## EXERCISE DIRECTIONS
From the entries below, list each line with "true".

- Opening Delimiter -

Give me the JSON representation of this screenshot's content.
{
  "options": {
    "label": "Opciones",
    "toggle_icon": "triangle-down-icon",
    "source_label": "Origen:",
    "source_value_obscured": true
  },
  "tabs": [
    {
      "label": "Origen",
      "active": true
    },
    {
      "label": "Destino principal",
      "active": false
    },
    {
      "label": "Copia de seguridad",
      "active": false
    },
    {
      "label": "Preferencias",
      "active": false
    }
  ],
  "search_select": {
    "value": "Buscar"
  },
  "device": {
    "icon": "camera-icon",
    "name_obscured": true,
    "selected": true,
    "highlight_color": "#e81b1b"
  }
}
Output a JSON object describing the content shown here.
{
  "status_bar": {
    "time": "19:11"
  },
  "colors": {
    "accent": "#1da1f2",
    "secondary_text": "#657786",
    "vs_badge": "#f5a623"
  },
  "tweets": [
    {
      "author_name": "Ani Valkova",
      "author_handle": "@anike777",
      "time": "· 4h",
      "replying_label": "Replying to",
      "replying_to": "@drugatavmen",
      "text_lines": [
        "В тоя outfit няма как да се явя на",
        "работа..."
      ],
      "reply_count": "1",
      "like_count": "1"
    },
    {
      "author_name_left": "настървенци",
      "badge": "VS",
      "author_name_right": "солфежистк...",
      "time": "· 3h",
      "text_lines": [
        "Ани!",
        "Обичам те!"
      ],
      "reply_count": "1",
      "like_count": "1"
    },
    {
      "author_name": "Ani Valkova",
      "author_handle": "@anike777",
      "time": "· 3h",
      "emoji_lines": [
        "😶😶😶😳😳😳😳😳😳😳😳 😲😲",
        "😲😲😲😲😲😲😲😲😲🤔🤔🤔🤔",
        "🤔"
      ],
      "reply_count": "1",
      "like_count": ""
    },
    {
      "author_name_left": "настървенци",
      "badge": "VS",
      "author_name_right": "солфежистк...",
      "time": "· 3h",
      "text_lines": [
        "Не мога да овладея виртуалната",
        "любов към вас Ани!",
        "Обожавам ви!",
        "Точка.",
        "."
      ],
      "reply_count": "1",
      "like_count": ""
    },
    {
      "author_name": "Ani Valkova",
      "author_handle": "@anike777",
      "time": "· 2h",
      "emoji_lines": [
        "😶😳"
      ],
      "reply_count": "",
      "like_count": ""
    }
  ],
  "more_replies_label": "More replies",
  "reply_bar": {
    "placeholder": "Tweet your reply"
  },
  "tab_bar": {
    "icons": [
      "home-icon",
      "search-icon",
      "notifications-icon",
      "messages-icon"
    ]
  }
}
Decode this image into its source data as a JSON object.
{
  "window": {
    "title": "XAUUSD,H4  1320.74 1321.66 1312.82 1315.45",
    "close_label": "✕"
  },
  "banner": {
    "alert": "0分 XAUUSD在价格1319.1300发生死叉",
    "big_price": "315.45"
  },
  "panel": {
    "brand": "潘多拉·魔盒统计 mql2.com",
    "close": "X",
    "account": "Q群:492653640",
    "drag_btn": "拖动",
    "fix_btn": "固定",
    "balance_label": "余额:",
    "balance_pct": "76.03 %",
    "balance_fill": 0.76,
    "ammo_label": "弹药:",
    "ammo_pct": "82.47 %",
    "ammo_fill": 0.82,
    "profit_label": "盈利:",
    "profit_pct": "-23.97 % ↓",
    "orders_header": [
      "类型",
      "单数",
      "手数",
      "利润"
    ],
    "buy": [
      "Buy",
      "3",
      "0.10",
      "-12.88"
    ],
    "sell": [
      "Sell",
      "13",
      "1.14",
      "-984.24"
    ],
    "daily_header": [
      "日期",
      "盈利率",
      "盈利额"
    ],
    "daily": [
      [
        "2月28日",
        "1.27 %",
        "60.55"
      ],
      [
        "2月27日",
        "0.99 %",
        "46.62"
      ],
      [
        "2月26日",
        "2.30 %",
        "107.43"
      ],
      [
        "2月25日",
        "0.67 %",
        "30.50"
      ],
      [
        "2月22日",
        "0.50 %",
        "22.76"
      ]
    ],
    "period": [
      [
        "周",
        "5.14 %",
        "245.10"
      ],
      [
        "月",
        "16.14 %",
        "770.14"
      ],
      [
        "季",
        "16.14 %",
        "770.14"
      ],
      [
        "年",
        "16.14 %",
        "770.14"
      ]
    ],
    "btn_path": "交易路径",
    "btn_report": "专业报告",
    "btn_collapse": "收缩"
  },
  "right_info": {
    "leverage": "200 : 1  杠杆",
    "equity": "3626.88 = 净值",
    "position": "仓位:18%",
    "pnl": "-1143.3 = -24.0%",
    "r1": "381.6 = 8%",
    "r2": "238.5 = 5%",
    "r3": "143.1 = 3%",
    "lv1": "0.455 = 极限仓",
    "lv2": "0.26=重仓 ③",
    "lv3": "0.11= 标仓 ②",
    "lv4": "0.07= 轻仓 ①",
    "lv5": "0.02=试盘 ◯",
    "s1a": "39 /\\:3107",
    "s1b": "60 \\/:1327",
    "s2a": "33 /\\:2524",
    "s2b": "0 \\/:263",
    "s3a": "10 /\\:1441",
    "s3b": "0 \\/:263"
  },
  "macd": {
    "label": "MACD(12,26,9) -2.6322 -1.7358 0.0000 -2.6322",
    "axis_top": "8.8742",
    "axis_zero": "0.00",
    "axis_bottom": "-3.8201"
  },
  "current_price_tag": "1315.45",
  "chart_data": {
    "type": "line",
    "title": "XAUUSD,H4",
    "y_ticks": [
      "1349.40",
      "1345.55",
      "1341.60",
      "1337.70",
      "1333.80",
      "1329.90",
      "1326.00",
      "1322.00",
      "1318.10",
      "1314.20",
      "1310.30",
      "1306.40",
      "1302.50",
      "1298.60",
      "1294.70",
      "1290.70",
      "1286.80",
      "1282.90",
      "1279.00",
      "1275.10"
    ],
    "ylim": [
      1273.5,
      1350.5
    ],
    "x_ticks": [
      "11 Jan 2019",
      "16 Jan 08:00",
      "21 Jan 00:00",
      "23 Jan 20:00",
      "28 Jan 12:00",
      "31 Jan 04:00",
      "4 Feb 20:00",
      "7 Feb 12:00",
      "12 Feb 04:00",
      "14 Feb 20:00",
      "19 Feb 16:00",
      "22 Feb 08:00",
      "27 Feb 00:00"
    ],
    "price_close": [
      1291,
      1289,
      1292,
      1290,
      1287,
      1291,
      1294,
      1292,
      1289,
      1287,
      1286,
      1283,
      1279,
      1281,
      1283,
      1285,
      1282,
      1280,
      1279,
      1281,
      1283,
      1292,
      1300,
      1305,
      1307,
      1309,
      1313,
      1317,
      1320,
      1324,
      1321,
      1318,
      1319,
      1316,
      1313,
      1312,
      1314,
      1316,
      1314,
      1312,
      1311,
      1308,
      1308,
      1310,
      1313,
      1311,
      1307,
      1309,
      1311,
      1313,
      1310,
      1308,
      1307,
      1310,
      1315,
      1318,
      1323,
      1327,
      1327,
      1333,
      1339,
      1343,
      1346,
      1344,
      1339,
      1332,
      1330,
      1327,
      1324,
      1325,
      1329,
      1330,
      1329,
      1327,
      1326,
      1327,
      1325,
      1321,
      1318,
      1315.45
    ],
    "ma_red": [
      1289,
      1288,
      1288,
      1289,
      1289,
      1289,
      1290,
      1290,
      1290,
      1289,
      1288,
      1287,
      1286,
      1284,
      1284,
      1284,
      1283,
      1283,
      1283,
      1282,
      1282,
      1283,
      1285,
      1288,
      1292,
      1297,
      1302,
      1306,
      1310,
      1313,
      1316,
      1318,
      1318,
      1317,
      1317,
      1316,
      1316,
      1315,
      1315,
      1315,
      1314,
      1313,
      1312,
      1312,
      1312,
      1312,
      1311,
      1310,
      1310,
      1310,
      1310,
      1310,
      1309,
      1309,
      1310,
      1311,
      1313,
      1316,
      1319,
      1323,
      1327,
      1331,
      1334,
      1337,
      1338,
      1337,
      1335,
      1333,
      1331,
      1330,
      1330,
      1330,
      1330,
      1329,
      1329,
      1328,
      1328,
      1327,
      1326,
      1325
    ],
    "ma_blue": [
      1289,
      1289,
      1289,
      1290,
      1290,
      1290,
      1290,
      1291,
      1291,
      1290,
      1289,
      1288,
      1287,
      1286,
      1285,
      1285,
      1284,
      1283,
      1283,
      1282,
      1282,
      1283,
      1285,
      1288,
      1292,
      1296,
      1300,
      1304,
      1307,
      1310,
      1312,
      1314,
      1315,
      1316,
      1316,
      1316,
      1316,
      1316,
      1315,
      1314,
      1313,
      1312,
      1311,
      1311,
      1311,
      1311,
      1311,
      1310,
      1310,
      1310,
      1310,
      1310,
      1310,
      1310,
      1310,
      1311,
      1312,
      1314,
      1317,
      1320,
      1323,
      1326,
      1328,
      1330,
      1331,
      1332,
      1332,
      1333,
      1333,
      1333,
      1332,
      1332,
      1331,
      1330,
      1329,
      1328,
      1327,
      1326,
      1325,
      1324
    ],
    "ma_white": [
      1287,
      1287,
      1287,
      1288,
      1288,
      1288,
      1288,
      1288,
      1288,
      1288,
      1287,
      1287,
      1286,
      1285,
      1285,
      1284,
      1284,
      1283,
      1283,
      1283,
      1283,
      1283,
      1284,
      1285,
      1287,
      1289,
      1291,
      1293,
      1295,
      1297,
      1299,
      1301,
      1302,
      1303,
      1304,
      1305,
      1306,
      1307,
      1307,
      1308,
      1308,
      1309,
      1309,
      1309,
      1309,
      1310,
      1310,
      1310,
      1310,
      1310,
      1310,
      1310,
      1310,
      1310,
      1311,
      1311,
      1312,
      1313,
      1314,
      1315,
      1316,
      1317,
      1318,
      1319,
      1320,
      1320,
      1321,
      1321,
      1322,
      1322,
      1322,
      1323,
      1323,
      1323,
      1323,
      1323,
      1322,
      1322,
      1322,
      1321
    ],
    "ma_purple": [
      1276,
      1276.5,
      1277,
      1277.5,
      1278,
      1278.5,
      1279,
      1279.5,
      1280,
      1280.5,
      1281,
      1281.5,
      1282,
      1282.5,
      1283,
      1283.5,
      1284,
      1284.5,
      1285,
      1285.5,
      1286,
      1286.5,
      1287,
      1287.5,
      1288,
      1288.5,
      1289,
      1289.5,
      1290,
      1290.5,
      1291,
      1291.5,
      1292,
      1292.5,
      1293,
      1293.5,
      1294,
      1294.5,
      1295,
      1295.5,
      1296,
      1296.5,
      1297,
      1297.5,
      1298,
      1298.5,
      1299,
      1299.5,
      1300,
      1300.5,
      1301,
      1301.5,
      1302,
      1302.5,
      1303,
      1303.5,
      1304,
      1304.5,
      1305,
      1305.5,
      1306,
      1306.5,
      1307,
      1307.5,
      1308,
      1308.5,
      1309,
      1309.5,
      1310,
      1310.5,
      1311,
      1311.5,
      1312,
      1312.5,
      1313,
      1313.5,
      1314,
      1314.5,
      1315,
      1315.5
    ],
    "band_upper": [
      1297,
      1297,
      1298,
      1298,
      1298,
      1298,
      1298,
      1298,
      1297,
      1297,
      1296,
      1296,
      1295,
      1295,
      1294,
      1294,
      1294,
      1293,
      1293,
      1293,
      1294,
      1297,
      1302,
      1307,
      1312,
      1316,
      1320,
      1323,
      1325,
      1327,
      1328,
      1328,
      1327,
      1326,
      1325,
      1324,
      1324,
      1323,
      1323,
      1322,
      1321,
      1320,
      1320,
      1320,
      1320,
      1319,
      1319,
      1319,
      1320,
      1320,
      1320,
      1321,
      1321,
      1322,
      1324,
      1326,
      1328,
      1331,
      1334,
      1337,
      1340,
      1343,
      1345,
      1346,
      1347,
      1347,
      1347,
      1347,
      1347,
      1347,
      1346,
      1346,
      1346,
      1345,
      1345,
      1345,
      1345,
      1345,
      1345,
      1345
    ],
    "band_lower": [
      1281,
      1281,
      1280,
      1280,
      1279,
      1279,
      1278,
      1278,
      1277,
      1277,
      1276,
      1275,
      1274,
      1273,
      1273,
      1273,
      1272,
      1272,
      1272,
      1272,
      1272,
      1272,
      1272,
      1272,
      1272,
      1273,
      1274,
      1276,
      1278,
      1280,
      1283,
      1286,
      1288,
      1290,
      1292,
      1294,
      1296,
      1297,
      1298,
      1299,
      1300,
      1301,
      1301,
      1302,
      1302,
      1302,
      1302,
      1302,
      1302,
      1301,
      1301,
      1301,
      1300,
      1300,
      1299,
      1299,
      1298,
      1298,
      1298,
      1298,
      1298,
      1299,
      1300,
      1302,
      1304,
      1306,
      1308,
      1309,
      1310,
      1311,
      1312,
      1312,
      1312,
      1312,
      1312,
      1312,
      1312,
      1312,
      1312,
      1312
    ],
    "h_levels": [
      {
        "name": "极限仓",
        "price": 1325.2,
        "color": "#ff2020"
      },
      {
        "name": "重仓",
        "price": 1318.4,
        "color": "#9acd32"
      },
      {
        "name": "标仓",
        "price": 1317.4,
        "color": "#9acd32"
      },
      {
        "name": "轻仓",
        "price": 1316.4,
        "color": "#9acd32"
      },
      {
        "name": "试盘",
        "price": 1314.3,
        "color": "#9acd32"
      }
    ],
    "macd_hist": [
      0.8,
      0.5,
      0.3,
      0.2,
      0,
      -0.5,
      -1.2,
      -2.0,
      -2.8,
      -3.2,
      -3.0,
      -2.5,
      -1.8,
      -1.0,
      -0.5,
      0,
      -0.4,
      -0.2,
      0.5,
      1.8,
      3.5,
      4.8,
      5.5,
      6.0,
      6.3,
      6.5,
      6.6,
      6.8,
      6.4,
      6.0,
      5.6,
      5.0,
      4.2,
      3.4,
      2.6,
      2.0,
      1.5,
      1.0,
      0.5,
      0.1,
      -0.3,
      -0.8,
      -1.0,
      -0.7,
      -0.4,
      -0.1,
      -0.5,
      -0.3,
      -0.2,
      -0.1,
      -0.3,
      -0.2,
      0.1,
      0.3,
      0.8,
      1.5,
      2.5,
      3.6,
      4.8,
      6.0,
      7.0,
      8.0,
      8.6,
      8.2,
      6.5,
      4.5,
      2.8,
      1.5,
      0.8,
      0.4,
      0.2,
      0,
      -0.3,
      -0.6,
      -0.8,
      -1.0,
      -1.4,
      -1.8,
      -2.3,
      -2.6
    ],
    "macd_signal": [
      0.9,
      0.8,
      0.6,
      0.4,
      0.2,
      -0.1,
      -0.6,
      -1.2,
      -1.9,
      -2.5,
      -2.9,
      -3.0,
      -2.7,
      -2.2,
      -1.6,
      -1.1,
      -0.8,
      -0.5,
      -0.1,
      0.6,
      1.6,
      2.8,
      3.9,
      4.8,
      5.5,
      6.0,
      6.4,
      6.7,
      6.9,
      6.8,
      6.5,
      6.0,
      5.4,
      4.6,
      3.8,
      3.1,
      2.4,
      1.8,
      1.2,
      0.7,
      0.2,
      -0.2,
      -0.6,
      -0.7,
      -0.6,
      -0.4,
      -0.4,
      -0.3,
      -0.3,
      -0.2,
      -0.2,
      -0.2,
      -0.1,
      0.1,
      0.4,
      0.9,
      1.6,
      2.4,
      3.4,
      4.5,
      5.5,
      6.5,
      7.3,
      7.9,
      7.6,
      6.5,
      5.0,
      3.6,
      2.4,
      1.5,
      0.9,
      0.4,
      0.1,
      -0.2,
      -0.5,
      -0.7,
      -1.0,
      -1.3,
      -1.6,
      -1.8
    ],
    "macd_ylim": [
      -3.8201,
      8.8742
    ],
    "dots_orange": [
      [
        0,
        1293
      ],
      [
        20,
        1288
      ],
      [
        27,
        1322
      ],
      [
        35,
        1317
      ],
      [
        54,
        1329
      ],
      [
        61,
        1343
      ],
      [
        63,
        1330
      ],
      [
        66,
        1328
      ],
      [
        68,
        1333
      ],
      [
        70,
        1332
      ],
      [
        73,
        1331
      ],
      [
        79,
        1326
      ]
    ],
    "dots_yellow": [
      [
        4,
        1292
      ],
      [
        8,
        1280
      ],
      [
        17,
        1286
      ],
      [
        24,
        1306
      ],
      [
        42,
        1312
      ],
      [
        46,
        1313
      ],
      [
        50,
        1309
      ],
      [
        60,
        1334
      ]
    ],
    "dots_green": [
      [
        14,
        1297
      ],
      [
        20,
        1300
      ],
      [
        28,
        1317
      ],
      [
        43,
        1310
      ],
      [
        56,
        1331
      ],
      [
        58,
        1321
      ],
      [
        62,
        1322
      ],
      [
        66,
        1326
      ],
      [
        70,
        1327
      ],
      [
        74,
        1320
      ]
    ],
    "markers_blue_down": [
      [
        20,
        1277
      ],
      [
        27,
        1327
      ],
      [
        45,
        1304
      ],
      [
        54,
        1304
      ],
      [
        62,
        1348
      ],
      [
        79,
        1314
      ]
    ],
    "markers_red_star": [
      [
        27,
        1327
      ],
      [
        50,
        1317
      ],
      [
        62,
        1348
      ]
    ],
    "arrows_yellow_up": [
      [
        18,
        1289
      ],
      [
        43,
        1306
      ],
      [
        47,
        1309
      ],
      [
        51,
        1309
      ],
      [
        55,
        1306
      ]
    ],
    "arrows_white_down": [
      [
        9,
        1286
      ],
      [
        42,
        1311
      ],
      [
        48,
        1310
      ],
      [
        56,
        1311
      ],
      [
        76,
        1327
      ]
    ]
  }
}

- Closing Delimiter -

## SOLUTION BELOW
    "source_value_obscured": true
      "active": true
    "name_obscured": true,
    "selected": true,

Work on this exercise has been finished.